● EXTRACTED ENTRIES
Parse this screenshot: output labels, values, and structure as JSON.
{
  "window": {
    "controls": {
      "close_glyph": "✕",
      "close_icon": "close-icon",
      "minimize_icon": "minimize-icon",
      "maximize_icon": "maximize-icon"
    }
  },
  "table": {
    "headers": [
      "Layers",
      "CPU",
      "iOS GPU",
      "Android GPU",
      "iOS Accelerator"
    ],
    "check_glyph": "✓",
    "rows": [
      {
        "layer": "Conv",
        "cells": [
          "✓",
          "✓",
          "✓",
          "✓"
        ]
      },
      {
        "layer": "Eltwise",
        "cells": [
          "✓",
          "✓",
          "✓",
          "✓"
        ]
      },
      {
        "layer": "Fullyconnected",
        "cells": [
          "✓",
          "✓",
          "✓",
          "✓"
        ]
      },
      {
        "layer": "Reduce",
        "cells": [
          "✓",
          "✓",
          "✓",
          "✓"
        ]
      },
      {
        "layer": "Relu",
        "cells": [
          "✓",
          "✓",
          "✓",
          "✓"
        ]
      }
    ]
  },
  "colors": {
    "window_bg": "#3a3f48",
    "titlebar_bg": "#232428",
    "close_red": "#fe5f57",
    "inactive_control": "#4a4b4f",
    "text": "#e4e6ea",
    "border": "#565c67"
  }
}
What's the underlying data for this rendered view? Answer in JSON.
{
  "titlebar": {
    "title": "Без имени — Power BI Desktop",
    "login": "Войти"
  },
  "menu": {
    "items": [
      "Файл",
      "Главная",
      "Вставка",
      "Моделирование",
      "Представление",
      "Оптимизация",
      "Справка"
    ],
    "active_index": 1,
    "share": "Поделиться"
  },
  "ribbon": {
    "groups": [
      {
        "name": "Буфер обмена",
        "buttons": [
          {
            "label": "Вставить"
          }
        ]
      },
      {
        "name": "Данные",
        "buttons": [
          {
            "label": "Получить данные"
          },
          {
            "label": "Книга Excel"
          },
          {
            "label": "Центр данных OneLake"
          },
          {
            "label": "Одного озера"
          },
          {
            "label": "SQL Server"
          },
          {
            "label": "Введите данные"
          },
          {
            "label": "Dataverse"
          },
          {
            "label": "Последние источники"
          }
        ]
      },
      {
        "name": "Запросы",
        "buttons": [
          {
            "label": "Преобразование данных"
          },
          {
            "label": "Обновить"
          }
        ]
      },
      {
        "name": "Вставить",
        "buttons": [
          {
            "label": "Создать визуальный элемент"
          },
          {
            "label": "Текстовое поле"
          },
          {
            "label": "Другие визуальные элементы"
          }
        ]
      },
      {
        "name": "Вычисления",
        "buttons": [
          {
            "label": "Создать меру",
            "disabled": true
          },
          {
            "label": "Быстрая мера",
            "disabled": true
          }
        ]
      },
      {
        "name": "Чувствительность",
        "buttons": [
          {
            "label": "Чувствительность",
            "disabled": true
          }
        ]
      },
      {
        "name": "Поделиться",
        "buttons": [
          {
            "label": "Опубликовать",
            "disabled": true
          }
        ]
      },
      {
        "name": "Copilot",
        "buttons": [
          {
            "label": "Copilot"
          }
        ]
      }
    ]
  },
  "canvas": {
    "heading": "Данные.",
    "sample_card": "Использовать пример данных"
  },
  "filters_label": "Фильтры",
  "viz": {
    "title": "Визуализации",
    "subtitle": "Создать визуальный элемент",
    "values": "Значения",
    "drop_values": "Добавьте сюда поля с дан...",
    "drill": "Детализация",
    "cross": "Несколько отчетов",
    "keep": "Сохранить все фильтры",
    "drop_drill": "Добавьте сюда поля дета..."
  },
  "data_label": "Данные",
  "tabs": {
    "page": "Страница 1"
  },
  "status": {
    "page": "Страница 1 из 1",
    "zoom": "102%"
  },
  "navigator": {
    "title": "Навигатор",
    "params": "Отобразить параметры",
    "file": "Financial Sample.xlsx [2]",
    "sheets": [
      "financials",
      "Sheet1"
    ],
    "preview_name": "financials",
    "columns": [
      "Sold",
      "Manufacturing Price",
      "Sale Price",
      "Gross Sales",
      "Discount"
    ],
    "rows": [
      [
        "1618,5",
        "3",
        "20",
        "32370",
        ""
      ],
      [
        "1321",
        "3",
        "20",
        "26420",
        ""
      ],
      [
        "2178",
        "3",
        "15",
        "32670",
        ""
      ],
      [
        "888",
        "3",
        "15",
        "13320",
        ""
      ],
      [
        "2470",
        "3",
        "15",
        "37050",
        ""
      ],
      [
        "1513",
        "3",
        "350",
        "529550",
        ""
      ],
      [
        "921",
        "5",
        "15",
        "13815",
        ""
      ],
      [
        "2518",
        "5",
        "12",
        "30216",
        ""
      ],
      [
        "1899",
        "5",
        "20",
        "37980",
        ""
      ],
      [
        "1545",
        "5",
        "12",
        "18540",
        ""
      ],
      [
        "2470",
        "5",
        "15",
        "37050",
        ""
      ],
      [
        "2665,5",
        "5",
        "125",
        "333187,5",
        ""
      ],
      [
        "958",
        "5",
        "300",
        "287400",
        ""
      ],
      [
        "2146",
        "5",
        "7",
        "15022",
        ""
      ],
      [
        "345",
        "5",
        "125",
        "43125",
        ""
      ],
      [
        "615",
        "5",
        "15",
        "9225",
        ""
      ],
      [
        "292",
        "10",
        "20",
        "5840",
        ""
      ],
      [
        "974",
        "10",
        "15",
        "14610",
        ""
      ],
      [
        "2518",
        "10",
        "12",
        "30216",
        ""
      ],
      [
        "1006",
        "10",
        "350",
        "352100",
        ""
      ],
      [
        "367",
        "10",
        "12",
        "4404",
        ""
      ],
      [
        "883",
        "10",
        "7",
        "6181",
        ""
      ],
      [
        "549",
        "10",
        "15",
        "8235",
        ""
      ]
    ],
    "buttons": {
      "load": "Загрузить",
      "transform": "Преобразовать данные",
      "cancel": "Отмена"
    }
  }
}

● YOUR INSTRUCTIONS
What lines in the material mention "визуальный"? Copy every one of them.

● EXERCISE RESULT
            "label": "Создать визуальный элемент"
    "subtitle": "Создать визуальный элемент",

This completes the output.